In recent years there has been an increasing awareness of the risks of collapse or tipping points in a wide variety of complex systems, ranging from human medical conditions, pandemics, ecosystems to climate, finance and society. Though these are governed by very different dynamics, they are characterized by variations on multiple spatial and temporal scales. This leads to incomplete understanding or uncertainty in modelling of the dynamics. Even in systems where governing equations are known, such as the atmospheric flow, predictability is limited by the chaotic nature of the system and by the limited resolution in observations and computer simulations. In order to progress in analyzing these complex systems, assuming unresolved scales and chaotic dynamics beyond the horizon of prediction as being stochastic has proven itself efficient and successful.
When complex systems undergo critical transitions by changing a control parameter through a critical value, a structural change in the dynamics happens, the previously statistically stable state ceases to exist and the system moves to a different statistically stable state. In order to establish under which conditions an early warning for tipping can be given, we consider a simple stochastic model, which can be considered a generic representative of many complex two state systems.

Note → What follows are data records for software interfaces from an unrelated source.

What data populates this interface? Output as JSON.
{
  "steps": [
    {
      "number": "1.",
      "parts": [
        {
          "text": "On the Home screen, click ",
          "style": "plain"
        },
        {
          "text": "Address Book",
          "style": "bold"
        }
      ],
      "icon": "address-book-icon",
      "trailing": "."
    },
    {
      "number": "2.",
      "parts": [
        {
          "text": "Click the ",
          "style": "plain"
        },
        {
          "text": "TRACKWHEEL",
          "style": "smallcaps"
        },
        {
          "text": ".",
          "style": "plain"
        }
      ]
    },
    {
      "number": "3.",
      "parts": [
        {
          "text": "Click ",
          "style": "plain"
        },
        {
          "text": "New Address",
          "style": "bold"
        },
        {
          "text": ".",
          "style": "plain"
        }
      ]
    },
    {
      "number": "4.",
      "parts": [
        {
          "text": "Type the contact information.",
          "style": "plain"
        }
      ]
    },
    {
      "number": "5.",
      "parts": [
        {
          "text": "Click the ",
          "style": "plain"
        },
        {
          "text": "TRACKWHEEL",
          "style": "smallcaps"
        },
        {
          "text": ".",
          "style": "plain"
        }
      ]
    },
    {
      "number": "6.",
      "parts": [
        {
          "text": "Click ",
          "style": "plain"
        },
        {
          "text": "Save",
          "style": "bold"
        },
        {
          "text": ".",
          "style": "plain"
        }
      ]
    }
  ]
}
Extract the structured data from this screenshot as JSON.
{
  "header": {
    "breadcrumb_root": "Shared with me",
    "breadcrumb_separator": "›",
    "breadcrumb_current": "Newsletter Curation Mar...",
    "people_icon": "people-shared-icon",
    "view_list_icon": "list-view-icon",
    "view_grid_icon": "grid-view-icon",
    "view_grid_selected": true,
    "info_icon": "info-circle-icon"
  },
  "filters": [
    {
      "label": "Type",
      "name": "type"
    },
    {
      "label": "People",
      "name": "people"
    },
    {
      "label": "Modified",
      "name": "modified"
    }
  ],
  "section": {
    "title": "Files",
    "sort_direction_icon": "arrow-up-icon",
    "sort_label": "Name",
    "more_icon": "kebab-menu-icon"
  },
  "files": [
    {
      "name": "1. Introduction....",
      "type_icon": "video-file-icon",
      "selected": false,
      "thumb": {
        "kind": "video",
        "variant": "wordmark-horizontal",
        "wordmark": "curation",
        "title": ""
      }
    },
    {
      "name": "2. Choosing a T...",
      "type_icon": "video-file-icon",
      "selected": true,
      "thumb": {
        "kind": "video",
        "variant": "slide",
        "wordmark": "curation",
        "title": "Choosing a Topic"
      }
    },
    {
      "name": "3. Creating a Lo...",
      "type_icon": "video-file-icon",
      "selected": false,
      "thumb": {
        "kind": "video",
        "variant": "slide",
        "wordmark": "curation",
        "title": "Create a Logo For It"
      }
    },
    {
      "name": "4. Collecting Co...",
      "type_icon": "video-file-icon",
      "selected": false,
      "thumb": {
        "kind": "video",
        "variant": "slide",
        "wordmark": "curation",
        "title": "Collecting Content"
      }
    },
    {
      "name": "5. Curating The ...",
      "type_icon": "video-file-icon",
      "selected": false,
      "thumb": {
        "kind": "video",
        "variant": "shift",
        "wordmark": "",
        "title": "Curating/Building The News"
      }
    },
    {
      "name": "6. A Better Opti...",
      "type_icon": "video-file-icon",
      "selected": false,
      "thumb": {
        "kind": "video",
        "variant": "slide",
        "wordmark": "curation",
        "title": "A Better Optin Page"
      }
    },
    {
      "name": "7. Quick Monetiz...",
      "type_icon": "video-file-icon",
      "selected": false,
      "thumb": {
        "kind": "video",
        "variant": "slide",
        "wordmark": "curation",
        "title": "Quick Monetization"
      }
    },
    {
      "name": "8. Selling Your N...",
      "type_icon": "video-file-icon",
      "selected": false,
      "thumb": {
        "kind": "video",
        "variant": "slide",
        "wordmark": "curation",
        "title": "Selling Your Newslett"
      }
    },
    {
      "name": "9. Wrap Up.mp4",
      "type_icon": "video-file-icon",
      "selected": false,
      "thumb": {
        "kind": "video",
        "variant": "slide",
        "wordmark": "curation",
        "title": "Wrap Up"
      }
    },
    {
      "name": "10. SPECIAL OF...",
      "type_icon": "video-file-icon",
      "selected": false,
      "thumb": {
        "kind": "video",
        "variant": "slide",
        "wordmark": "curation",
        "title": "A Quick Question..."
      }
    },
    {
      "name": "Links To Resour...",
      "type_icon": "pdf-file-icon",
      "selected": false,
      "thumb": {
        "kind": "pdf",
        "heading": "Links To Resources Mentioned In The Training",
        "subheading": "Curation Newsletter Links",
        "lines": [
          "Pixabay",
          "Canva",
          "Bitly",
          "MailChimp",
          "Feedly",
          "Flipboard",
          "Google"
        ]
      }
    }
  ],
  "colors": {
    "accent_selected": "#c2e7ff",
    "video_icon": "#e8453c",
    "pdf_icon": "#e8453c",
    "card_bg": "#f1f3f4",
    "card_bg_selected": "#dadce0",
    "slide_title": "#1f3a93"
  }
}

(Joint work with Peter Ditlevsen, Niels Bohr Institute, University of Copenhagen)